A typical transaction when purchasing a vehicle includes appraising a person's trade, setting up financing, a thorough pre-delivery inspection of the vehicle, pre-delivery servicing, teaching the consumer how to use the new vehicle, having someone on-site to answer questions for weeks or months post-sale, being able to quickly service the vehicle locally should issues arise post-sale and so on. How will Tesla do this, what nationwide infrastructure is in place so when a consumer has an issue it can be attended to either same day or that week? What about loaner cars, does Tesla have a system in place to put consumers in loaner cars if the need arises, rentals are fine but that gets expensive and the customer still has to get to the rental car agency?

Go look at your average dealership, all those buildings have people in them that do things, how will Tesla do those things? When things get ugly, like lemon law ugly (which they will, it happens to everyone), are you going to be forced to handle that over the phone and through emails? I have been in this industry for a few years, I own a small used car lot and I simply can not see how Tesla thinks this is sustainable, are they really going to fly someone out EVERY-TIME a car needs servicing?

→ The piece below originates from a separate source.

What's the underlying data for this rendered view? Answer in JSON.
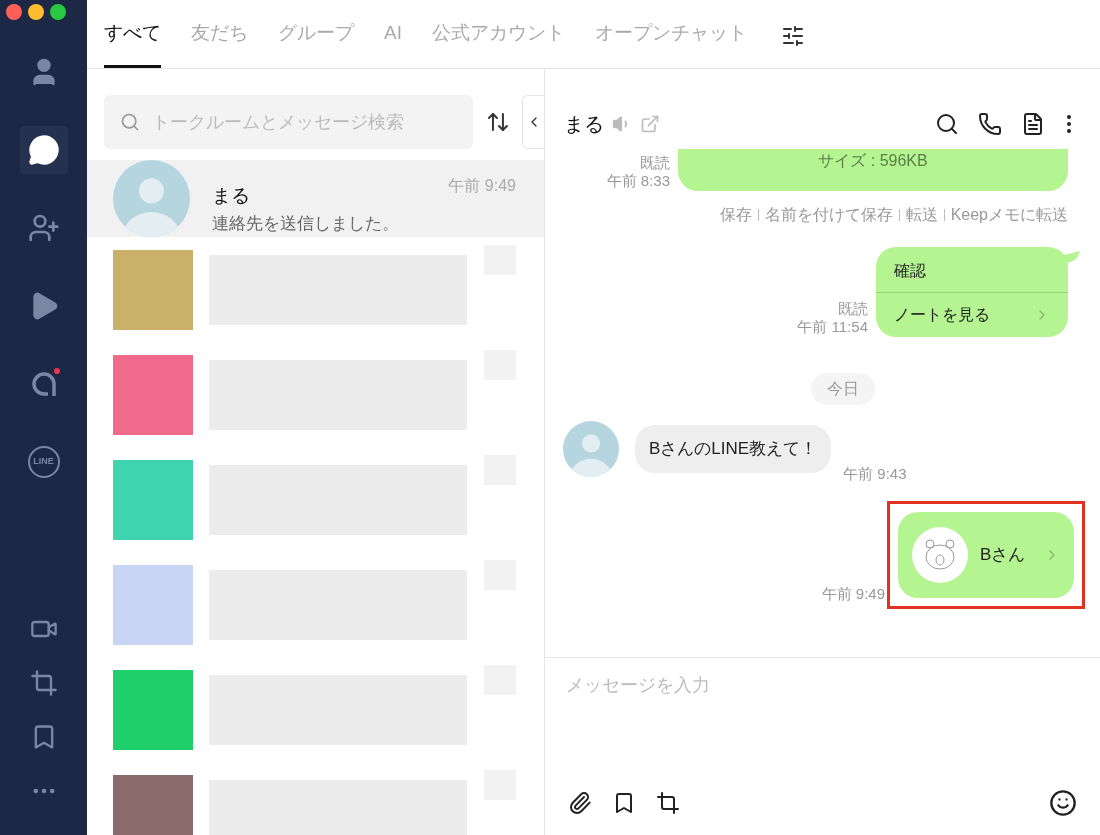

These are real questions and besides the normal taking of sides I have heard no answers, does Tesla have them?